• _Provided information_:
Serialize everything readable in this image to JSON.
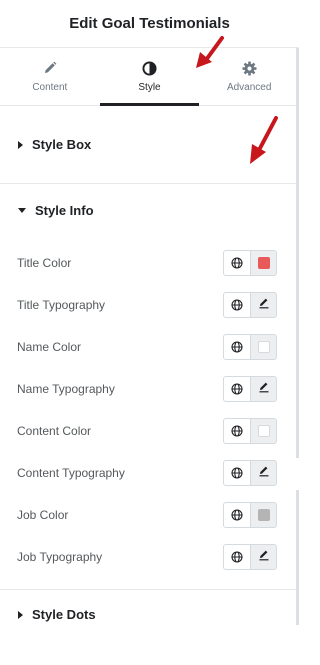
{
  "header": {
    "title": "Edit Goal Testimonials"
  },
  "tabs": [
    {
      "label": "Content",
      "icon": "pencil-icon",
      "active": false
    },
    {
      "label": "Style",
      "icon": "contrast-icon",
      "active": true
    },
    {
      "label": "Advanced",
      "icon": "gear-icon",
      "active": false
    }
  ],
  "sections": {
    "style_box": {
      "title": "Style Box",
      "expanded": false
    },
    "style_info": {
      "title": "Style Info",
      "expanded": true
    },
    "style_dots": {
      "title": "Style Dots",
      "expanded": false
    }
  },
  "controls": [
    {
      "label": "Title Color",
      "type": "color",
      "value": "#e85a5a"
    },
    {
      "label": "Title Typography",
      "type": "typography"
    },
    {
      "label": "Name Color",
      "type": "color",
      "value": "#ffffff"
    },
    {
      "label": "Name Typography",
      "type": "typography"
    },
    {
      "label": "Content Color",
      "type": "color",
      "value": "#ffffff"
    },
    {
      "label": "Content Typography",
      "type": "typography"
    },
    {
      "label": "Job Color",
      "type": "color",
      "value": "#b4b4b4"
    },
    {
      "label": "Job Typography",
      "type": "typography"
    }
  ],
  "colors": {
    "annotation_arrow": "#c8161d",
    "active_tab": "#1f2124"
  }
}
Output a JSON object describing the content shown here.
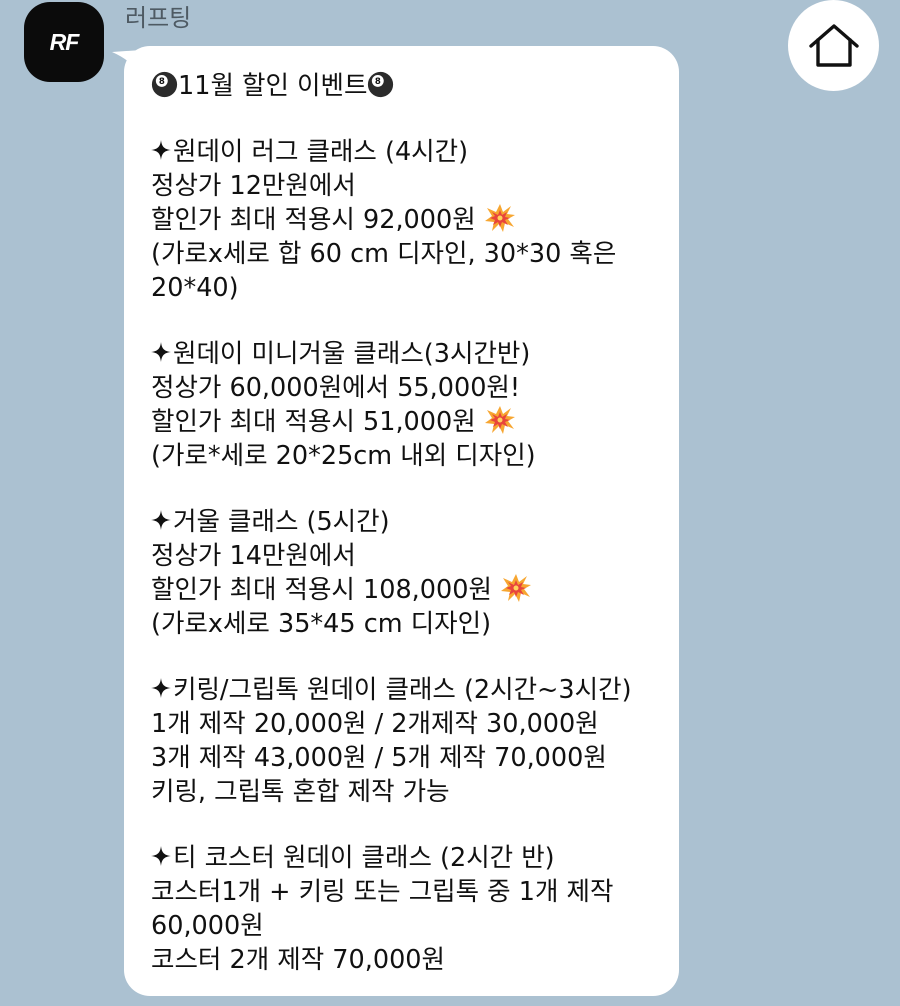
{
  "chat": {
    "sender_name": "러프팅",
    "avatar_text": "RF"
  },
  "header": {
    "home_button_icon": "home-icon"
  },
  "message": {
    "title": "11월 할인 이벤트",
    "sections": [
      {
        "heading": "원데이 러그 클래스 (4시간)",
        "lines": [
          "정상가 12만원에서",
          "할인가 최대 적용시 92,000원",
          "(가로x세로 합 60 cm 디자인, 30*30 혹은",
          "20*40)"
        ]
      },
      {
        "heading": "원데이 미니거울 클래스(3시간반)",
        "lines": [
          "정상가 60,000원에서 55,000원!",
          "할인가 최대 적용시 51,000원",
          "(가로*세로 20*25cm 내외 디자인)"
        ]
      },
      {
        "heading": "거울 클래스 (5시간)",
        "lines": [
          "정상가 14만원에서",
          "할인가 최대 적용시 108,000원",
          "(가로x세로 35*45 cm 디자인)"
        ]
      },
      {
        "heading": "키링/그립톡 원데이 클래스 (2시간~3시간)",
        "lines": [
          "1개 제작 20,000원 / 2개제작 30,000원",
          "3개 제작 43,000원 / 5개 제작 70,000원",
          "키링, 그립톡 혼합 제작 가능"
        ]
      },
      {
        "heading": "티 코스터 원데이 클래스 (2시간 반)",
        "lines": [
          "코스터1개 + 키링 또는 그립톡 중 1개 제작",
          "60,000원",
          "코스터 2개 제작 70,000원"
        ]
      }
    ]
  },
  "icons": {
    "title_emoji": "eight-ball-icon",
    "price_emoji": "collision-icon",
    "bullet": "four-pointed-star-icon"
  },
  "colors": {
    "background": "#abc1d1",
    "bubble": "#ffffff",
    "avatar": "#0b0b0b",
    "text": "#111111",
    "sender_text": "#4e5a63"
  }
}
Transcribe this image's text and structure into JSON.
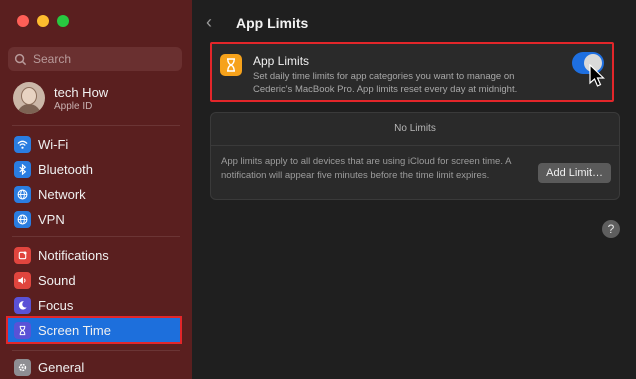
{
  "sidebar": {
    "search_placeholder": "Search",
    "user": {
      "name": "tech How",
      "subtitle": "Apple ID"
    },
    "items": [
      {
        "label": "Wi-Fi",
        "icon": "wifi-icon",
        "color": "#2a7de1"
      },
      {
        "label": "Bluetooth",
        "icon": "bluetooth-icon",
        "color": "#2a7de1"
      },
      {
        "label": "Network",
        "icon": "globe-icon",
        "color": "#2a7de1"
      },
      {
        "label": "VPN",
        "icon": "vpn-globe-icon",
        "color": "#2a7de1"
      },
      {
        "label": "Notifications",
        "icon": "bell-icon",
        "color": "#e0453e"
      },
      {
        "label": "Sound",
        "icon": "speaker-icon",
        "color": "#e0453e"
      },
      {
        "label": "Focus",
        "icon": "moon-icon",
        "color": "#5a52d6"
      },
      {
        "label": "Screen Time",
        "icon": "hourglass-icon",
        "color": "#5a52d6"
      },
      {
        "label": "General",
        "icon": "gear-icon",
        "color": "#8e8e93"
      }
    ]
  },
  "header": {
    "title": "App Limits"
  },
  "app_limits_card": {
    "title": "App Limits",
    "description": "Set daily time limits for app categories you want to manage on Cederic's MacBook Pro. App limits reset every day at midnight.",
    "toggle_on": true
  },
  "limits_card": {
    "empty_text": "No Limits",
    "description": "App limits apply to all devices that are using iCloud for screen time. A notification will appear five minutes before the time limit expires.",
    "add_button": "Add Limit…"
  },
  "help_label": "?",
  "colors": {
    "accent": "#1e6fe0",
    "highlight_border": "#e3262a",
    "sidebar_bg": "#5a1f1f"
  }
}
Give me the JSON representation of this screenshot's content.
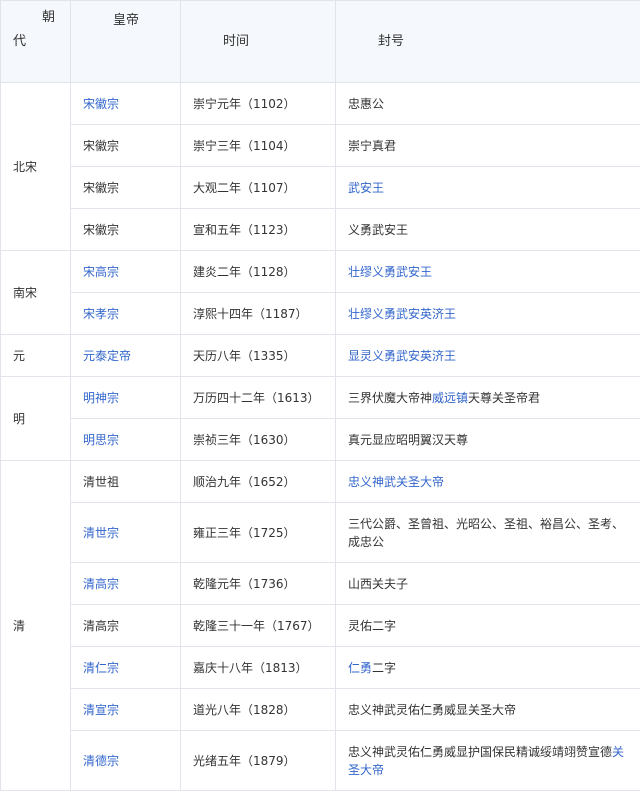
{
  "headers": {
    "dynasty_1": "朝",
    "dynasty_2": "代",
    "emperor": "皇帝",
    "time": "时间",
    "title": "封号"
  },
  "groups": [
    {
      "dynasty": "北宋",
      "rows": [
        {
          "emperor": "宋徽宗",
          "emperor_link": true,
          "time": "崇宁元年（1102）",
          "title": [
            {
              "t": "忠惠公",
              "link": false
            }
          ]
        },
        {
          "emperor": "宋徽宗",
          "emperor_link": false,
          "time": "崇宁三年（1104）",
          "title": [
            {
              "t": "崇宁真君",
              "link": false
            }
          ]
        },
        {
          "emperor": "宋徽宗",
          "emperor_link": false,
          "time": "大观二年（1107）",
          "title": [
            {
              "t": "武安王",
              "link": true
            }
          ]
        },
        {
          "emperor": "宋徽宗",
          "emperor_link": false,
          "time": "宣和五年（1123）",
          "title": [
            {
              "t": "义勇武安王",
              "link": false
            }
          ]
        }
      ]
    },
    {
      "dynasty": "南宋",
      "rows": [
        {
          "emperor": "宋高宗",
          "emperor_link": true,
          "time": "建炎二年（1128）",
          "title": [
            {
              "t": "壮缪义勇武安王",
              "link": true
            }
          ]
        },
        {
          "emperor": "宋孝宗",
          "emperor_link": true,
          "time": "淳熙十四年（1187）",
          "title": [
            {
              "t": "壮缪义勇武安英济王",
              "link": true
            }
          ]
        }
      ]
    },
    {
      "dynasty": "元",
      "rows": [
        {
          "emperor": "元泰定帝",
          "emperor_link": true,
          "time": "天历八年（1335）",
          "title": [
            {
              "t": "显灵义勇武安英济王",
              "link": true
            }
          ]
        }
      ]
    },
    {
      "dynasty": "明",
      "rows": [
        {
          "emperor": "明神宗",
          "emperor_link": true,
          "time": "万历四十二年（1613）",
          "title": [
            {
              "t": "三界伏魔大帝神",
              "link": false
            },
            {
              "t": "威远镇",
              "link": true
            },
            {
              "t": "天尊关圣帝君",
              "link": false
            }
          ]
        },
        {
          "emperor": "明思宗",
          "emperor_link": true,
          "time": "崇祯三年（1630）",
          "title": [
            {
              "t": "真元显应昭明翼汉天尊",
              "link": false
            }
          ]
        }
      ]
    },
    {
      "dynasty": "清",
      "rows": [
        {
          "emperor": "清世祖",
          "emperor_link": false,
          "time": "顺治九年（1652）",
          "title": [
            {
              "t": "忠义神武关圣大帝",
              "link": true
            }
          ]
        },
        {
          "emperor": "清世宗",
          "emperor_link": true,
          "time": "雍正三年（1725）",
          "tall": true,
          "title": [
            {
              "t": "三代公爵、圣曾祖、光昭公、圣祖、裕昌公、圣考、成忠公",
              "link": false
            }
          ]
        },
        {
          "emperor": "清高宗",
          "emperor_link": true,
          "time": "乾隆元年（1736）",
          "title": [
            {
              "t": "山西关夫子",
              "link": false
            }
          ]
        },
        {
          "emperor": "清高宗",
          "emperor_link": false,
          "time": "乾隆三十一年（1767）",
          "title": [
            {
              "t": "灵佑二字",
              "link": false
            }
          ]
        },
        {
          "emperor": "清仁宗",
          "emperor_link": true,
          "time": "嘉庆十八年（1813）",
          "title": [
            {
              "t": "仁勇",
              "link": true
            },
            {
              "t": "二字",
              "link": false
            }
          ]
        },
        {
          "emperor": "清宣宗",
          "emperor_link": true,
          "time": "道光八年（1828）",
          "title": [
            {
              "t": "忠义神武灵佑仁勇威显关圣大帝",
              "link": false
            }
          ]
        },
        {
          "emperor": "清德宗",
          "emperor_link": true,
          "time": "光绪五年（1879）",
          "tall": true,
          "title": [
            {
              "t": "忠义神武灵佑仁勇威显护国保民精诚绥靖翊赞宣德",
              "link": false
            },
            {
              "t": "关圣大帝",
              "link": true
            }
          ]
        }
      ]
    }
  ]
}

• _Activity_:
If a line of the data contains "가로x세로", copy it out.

• _Answer space_:
          "(가로x세로 합 60 cm 디자인, 30*30 혹은",
          "(가로x세로 35*45 cm 디자인)"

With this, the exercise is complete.